TASK OBJECTIVE — Search the records for the string "JSON". Copy each line where it occurs.

EXERCISE MATERIALS —
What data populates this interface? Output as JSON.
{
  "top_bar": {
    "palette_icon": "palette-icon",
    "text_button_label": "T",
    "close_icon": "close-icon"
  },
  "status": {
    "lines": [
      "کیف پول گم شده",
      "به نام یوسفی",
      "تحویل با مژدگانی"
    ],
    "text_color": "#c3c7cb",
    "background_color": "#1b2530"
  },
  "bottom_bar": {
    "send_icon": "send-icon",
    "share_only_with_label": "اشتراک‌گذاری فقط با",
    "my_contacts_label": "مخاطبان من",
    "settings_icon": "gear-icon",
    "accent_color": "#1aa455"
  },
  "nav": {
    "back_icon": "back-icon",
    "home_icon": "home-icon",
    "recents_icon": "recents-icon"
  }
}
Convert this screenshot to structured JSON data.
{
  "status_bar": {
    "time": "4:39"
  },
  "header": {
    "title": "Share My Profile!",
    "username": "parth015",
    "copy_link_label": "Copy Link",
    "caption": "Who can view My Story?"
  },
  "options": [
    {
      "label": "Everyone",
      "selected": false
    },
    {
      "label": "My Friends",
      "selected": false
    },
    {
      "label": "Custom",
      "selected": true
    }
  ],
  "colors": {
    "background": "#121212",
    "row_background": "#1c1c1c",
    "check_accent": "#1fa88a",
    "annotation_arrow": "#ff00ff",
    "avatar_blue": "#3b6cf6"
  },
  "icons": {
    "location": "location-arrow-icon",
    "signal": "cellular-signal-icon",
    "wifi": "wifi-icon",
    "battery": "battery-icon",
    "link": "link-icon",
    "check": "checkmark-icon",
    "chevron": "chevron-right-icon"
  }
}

ANSWER BOX —
What data populates this interface? Output as JSON.
Convert this screenshot to structured JSON data.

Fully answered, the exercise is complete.